The New York Times reported that the probe of Judge Maryanne Trump Barry, who had been an inactive senior judge on the Philadelphia-based U.S. Court of Appeals for the Third Circuit, began after four unidentified individuals filed complaints with the court based on a Times report that found the Trump family had engaged in dubious tax schemes during the 1990s. The reported schemes increased the inherited wealth of the president and his four siblings.
The Times said Barry, 82, did not respond to requests for comment made by email and telephone calls to her Manhattan apartment.
A spokesperson for the Third Circuit said Barry retired Feb. 11.
Barry was appointed to the federal bench in New Jersey by President Ronald Reagan in 1983 and elevated to the circuit court in 1999 by President Bill Clinton.
Barry stopped hearing cases after her brother was inaugurated in 2017 but remained listed as an inactive senior judge, a step short of retirement.
The Times reported that a court official, in a letter dated Feb. 1, notified the complainants against Barry that the investigation was “receiving the full attention” of a judicial conduct council.
By retiring 10 days later, Barry made the probe moot. The Times said two of the complainants told the newspaper they were informed last week that the investigation had been dropped without a finding on the merits of the allegations.
The Times said its investigation found that Barry benefited financially from most of the questionable tax schemes and that she also was in a position to influence the actions taken by her family. A lawyer for President Trump has called the Times report "100 percent false, and highly defamatory.”
Federal judges are appointed for life. The Third Circuit spokesperson said that inactive senior judges, like Barry, continue to receive their salaries until they retire.

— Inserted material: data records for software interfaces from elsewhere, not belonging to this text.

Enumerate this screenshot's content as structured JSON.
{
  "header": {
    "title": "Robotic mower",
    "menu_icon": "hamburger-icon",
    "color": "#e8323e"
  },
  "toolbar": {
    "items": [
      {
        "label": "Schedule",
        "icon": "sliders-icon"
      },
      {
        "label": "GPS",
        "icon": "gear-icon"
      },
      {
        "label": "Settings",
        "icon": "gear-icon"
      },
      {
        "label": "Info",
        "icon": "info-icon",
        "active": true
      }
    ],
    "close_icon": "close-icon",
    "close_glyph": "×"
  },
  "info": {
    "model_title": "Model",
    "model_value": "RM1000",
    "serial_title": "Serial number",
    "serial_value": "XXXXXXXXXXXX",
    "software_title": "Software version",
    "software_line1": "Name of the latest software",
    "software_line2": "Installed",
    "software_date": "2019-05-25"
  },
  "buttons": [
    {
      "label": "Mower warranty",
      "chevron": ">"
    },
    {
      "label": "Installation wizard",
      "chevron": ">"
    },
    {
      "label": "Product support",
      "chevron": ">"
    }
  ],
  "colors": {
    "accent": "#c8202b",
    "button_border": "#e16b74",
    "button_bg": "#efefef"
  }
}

Barry will receive an annual pension, which the Times estimated would be between $184,500 and $217,600.